The Case for Federal Higher Education Affordability Standards

The Case for Federal Higher Education Affordability Standards

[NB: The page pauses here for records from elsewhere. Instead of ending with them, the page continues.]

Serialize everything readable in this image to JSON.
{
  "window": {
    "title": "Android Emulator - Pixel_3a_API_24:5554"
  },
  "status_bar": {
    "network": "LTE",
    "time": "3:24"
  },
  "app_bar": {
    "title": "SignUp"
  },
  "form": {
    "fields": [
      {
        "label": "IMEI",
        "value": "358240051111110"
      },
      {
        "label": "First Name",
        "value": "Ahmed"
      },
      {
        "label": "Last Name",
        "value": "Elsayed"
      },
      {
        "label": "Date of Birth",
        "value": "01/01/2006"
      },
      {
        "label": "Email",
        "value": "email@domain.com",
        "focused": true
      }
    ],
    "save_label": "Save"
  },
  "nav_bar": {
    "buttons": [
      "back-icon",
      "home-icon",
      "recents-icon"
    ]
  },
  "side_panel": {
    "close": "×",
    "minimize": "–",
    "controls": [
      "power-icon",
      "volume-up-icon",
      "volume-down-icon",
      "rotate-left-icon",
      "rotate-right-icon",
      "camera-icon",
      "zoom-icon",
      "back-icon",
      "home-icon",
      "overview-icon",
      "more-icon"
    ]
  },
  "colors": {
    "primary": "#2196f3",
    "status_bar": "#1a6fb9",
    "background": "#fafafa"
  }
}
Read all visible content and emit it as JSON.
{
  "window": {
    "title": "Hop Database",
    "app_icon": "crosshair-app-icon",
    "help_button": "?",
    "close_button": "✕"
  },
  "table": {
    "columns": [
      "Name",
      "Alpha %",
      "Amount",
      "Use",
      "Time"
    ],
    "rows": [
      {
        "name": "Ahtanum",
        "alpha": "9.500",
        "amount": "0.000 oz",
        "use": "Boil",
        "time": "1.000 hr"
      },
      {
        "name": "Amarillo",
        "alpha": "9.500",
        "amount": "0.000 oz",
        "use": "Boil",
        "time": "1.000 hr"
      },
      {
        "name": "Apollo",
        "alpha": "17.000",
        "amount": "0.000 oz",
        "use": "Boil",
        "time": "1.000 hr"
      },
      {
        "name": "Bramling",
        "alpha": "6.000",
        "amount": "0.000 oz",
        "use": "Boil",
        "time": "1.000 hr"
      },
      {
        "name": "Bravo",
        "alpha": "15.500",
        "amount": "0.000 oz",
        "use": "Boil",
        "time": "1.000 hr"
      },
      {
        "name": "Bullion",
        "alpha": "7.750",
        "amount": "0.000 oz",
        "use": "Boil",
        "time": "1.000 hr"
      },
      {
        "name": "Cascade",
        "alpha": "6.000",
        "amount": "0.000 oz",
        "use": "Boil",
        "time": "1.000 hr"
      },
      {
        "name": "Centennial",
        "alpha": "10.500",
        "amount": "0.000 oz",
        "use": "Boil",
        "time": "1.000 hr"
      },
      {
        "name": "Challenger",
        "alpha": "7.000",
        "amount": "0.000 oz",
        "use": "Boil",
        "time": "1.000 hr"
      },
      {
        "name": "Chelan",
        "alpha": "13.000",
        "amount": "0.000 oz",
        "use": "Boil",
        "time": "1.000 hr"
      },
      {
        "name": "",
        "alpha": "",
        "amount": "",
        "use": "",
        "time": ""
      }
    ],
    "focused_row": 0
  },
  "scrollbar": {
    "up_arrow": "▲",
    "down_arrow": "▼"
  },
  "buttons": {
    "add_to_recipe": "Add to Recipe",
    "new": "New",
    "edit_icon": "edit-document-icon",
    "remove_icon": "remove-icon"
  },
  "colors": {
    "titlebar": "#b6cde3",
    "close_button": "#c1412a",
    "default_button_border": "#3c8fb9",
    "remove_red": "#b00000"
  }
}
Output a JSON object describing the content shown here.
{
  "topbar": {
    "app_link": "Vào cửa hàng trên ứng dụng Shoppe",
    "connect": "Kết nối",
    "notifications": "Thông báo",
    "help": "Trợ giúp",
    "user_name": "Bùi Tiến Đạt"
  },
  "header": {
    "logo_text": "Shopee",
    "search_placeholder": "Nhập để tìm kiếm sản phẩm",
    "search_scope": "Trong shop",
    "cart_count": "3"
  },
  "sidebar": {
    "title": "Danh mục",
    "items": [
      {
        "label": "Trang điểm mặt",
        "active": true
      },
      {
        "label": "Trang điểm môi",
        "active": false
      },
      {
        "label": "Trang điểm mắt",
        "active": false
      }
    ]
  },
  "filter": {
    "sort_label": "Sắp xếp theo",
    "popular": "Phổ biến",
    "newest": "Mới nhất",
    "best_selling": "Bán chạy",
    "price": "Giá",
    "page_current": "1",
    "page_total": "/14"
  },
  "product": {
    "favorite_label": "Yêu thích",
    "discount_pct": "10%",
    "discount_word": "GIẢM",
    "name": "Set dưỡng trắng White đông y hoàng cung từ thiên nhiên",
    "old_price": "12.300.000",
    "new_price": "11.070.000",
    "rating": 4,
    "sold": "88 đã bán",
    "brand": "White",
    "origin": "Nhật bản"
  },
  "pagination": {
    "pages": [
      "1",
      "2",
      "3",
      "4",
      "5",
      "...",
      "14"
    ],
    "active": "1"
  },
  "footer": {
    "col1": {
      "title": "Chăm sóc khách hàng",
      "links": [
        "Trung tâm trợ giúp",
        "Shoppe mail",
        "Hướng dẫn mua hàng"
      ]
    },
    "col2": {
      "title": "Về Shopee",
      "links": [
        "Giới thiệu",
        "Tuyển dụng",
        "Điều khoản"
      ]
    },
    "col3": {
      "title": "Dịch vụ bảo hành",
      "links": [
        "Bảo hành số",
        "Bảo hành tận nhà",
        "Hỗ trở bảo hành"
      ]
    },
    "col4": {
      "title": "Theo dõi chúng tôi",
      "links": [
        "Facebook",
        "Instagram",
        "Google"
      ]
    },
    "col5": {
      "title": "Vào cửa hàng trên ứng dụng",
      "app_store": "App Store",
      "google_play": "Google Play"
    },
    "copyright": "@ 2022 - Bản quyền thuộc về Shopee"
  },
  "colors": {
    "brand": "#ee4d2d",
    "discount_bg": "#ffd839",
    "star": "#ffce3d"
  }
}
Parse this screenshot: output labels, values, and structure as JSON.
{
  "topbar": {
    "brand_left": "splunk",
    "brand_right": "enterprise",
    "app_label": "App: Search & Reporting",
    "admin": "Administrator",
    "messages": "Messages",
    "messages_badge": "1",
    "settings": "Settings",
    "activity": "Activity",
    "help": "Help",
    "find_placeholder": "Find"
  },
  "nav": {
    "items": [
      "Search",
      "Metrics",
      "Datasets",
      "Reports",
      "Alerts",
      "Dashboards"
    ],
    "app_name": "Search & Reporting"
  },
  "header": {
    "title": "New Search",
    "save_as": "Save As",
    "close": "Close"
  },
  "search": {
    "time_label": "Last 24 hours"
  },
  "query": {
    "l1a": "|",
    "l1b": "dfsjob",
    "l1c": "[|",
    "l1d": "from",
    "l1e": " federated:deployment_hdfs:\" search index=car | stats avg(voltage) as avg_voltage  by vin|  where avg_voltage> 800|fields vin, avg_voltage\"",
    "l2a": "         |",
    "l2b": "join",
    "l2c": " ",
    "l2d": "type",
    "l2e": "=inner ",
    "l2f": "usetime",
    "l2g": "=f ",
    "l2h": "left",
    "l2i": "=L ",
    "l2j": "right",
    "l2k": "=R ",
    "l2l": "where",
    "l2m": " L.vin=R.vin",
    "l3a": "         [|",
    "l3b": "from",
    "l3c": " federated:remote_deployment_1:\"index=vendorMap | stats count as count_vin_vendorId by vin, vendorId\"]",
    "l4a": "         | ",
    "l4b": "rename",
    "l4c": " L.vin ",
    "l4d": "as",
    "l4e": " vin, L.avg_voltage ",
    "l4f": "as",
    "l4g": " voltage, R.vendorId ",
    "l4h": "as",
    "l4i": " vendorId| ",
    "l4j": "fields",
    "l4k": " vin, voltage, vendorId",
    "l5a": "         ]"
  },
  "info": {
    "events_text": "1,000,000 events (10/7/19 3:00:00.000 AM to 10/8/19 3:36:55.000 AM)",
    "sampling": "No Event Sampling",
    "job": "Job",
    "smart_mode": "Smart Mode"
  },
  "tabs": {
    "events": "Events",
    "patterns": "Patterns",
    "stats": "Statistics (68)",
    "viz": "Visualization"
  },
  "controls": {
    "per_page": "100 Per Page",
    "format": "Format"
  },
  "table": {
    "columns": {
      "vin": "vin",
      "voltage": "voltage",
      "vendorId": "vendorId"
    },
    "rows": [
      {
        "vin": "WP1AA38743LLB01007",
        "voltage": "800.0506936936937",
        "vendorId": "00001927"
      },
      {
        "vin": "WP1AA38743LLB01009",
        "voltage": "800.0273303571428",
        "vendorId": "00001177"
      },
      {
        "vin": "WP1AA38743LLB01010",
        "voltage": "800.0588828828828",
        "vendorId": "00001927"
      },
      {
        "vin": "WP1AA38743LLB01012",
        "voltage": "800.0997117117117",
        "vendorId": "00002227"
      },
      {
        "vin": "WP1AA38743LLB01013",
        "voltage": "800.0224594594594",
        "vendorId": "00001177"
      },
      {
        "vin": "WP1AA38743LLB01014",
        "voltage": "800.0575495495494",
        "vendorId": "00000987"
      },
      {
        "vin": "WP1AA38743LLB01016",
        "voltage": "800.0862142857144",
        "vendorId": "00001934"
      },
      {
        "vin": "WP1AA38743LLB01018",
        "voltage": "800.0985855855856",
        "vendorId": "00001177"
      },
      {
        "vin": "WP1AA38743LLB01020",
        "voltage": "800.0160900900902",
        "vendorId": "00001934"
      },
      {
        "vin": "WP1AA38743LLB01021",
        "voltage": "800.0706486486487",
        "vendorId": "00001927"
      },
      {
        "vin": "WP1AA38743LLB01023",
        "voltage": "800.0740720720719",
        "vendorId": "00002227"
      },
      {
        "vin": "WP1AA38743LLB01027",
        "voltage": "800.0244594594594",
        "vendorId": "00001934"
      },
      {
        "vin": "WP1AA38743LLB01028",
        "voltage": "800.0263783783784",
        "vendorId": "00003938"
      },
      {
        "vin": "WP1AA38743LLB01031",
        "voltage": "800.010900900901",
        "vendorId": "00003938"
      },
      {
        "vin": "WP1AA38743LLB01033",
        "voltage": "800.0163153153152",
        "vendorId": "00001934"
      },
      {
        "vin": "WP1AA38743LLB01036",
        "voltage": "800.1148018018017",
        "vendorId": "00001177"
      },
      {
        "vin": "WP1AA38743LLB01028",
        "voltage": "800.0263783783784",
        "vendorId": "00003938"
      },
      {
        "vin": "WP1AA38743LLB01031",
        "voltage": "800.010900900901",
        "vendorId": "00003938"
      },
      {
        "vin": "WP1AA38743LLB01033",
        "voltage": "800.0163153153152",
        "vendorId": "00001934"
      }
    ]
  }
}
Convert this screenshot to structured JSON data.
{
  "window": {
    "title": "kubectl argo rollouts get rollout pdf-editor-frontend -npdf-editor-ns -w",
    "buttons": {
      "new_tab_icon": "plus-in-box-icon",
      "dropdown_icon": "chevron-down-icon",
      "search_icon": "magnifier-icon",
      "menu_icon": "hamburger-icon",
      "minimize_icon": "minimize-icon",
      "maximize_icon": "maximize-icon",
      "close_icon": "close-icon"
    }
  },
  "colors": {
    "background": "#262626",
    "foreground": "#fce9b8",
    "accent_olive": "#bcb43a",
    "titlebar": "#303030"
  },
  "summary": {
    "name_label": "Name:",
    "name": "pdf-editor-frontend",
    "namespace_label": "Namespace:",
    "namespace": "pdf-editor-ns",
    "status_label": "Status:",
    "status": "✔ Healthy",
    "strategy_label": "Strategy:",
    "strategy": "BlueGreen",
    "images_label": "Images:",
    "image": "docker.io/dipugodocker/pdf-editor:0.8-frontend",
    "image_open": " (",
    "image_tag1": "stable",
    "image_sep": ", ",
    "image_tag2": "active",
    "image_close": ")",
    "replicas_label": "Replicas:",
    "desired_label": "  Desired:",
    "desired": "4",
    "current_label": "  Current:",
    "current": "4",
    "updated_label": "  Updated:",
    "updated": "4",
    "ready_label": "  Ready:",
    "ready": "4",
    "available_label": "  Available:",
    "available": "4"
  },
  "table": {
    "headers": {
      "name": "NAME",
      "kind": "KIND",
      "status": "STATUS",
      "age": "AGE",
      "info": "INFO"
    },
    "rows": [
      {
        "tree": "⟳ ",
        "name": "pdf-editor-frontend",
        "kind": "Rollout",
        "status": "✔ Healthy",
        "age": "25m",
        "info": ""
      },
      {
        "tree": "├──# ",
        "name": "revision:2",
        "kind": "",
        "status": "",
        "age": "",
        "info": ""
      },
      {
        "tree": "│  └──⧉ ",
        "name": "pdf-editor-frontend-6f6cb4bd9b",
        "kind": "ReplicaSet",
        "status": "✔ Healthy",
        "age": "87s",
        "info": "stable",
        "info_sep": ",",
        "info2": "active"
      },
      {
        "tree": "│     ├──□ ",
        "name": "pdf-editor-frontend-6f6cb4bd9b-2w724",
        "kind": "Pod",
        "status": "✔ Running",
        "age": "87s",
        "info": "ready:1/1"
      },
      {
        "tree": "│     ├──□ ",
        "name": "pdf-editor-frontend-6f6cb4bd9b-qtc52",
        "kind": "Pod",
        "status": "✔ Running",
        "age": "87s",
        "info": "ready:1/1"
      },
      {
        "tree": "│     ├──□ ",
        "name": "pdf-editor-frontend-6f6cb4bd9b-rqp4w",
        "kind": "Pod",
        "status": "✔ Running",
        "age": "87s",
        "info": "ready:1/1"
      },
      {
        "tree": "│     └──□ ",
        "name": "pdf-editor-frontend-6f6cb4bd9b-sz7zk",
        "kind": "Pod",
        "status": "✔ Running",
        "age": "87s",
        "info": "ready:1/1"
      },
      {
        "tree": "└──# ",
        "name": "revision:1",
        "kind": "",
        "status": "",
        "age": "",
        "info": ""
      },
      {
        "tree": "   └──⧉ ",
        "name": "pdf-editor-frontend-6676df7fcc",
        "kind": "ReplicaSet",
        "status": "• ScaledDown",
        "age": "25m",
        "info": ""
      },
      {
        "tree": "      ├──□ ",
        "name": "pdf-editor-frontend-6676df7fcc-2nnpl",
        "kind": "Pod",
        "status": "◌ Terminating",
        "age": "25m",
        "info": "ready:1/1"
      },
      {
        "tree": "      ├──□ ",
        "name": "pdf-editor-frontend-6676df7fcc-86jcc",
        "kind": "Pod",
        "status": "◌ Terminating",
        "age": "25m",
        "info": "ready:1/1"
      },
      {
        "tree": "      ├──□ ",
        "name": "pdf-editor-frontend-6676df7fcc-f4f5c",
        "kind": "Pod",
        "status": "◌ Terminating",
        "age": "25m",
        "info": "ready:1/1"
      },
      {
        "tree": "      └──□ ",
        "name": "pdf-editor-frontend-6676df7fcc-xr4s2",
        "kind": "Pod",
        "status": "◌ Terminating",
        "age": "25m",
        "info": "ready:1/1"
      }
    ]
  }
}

Although federal legislation in 2010 allocated $36 billion in new funds to the Pell Grant program for low-income college students and indexed grant amounts to inflation, the changes have not made higher education any more affordable, a report from the finds. The report, (44 pages, PDF), found that Pell Grants covered, on average, only 30 percent of the cost of attending a four-year public university in 2016, down from 11 percent in 2008, in part because costs are determined by individual schools, state legislatures, and governors. Taking their cue from how the federal government addresses affordability issues in the areas of health care and housing, the report's authors call for benchmarking financial aid benefits to the goal of making a basic college education affordable for all, rather than just providing a fixed grant amount. To that end, the report offers a new framework for postsecondary affordability that guarantees a low- to no-cost education for the lowest-income individuals and ensures that students higher up the income spectrum can afford an in-state public option without having to pay out more than a reasonable share of their income.